::: ENTRIES SHOWN

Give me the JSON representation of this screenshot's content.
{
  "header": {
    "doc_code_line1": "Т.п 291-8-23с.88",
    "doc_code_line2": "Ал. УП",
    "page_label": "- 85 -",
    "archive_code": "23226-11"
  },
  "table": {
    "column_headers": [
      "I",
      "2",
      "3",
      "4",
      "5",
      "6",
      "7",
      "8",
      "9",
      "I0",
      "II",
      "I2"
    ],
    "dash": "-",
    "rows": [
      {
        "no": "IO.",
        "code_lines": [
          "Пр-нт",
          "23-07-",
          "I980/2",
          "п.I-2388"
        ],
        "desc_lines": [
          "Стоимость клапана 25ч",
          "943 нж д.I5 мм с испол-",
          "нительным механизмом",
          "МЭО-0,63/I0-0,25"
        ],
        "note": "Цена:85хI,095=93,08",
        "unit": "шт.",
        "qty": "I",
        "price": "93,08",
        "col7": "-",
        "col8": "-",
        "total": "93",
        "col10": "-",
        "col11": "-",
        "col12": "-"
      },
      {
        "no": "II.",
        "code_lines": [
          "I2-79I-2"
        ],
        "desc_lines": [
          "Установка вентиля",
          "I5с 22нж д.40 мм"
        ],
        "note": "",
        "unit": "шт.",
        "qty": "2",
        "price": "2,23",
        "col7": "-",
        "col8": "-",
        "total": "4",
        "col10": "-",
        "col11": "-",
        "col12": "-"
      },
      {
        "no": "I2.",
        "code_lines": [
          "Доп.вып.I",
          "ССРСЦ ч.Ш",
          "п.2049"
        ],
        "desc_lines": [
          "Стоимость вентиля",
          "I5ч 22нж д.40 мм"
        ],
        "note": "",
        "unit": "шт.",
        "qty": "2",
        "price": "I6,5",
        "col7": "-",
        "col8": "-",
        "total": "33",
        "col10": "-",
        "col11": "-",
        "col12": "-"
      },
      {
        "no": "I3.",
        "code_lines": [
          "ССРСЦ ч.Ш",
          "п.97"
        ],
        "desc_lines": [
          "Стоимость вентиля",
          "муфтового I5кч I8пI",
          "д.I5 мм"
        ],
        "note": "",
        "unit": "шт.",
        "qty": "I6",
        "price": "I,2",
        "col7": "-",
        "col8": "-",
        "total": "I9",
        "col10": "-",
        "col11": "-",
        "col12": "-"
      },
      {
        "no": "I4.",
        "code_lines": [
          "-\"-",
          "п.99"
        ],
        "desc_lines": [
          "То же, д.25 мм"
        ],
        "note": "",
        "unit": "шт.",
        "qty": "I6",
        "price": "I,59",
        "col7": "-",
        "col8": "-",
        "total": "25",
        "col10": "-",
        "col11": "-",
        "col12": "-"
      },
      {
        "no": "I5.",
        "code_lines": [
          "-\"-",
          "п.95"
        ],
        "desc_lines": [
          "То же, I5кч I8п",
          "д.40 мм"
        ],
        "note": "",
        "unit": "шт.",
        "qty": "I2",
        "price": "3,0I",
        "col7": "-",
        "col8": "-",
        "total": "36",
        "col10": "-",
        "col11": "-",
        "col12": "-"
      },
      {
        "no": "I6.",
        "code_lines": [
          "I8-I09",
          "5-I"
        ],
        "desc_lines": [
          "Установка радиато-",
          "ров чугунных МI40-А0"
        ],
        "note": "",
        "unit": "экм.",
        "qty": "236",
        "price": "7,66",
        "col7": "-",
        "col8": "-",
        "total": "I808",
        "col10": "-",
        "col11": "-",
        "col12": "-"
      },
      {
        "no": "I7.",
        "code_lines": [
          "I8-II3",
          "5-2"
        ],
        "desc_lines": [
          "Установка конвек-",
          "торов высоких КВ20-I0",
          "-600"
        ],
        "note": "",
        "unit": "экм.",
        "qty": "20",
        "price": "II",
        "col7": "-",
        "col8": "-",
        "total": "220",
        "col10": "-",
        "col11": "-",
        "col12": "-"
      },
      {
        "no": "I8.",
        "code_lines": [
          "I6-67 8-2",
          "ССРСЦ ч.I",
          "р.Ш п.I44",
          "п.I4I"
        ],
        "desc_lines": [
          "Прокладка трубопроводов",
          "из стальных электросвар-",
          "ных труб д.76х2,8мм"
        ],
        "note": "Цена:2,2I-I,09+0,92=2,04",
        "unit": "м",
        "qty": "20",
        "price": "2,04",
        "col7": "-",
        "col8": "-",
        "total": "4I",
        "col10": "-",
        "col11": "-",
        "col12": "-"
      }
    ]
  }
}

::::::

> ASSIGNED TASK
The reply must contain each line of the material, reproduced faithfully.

> WRITTEN ANSWER
Give me the JSON representation of this screenshot's content.
{
  "header": {
    "doc_code_line1": "Т.п 291-8-23с.88",
    "doc_code_line2": "Ал. УП",
    "page_label": "- 85 -",
    "archive_code": "23226-11"
  },
  "table": {
    "column_headers": [
      "I",
      "2",
      "3",
      "4",
      "5",
      "6",
      "7",
      "8",
      "9",
      "I0",
      "II",
      "I2"
    ],
    "dash": "-",
    "rows": [
      {
        "no": "IO.",
        "code_lines": [
          "Пр-нт",
          "23-07-",
          "I980/2",
          "п.I-2388"
        ],
        "desc_lines": [
          "Стоимость клапана 25ч",
          "943 нж д.I5 мм с испол-",
          "нительным механизмом",
          "МЭО-0,63/I0-0,25"
        ],
        "note": "Цена:85хI,095=93,08",
        "unit": "шт.",
        "qty": "I",
        "price": "93,08",
        "col7": "-",
        "col8": "-",
        "total": "93",
        "col10": "-",
        "col11": "-",
        "col12": "-"
      },
      {
        "no": "II.",
        "code_lines": [
          "I2-79I-2"
        ],
        "desc_lines": [
          "Установка вентиля",
          "I5с 22нж д.40 мм"
        ],
        "note": "",
        "unit": "шт.",
        "qty": "2",
        "price": "2,23",
        "col7": "-",
        "col8": "-",
        "total": "4",
        "col10": "-",
        "col11": "-",
        "col12": "-"
      },
      {
        "no": "I2.",
        "code_lines": [
          "Доп.вып.I",
          "ССРСЦ ч.Ш",
          "п.2049"
        ],
        "desc_lines": [
          "Стоимость вентиля",
          "I5ч 22нж д.40 мм"
        ],
        "note": "",
        "unit": "шт.",
        "qty": "2",
        "price": "I6,5",
        "col7": "-",
        "col8": "-",
        "total": "33",
        "col10": "-",
        "col11": "-",
        "col12": "-"
      },
      {
        "no": "I3.",
        "code_lines": [
          "ССРСЦ ч.Ш",
          "п.97"
        ],
        "desc_lines": [
          "Стоимость вентиля",
          "муфтового I5кч I8пI",
          "д.I5 мм"
        ],
        "note": "",
        "unit": "шт.",
        "qty": "I6",
        "price": "I,2",
        "col7": "-",
        "col8": "-",
        "total": "I9",
        "col10": "-",
        "col11": "-",
        "col12": "-"
      },
      {
        "no": "I4.",
        "code_lines": [
          "-\"-",
          "п.99"
        ],
        "desc_lines": [
          "То же, д.25 мм"
        ],
        "note": "",
        "unit": "шт.",
        "qty": "I6",
        "price": "I,59",
        "col7": "-",
        "col8": "-",
        "total": "25",
        "col10": "-",
        "col11": "-",
        "col12": "-"
      },
      {
        "no": "I5.",
        "code_lines": [
          "-\"-",
          "п.95"
        ],
        "desc_lines": [
          "То же, I5кч I8п",
          "д.40 мм"
        ],
        "note": "",
        "unit": "шт.",
        "qty": "I2",
        "price": "3,0I",
        "col7": "-",
        "col8": "-",
        "total": "36",
        "col10": "-",
        "col11": "-",
        "col12": "-"
      },
      {
        "no": "I6.",
        "code_lines": [
          "I8-I09",
          "5-I"
        ],
        "desc_lines": [
          "Установка радиато-",
          "ров чугунных МI40-А0"
        ],
        "note": "",
        "unit": "экм.",
        "qty": "236",
        "price": "7,66",
        "col7": "-",
        "col8": "-",
        "total": "I808",
        "col10": "-",
        "col11": "-",
        "col12": "-"
      },
      {
        "no": "I7.",
        "code_lines": [
          "I8-II3",
          "5-2"
        ],
        "desc_lines": [
          "Установка конвек-",
          "торов высоких КВ20-I0",
          "-600"
        ],
        "note": "",
        "unit": "экм.",
        "qty": "20",
        "price": "II",
        "col7": "-",
        "col8": "-",
        "total": "220",
        "col10": "-",
        "col11": "-",
        "col12": "-"
      },
      {
        "no": "I8.",
        "code_lines": [
          "I6-67 8-2",
          "ССРСЦ ч.I",
          "р.Ш п.I44",
          "п.I4I"
        ],
        "desc_lines": [
          "Прокладка трубопроводов",
          "из стальных электросвар-",
          "ных труб д.76х2,8мм"
        ],
        "note": "Цена:2,2I-I,09+0,92=2,04",
        "unit": "м",
        "qty": "20",
        "price": "2,04",
        "col7": "-",
        "col8": "-",
        "total": "4I",
        "col10": "-",
        "col11": "-",
        "col12": "-"
      }
    ]
  }
}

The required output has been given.